ANCHORAGE, Alaska — A U.S. Interior Department official on Wednesday criticized the resignation of most members of a board that advises it on national parks, suggesting that the move was politically motivated and their work was flawed.

Todd Willens, associate deputy secretary of the department, brought up investigations that uncovered sexual harassment at national parks such as the Grand Canyon and Yellowstone and an internal investigative report of a guidebook written by former National Park Service leader Jonathan Jarvis.

“We welcome their resignations and would expect nothing less than quitting from members who found it convenient to turn a blind eye to women being sexually harassed at national parks and praise a man as ‘inspiring’ who had been blasted by the inspector general for ethics and management failures,” Willens said.

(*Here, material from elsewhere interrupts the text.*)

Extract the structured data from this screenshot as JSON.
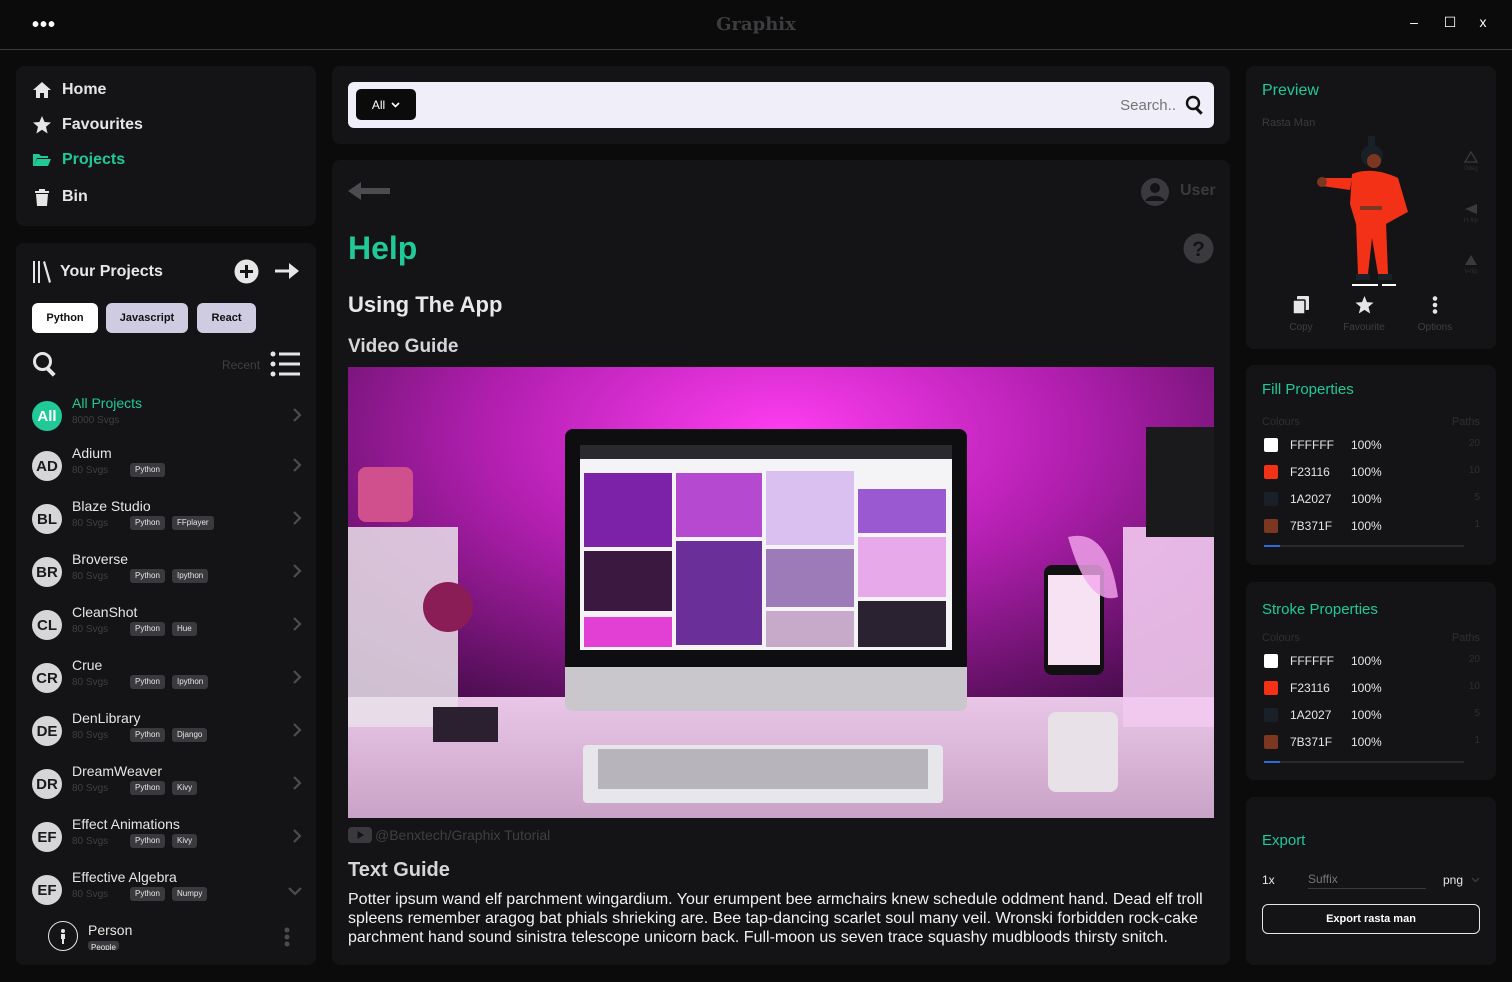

Nine members of the 12-member National Park System Advisory Board, including chairman Tony Knowles, a Democratic former Alaska governor, resigned Monday in a letter to Interior Secretary Ryan Zinke, saying their requests to meet were ignored.

The Washington Post said a 10th stepped down Wednesday, the latest hit to panels that advise the Trump administration.

The congressionally authorized advisory board must meet twice per year by law but has not been called into session by the Interior Department since President Trump took office.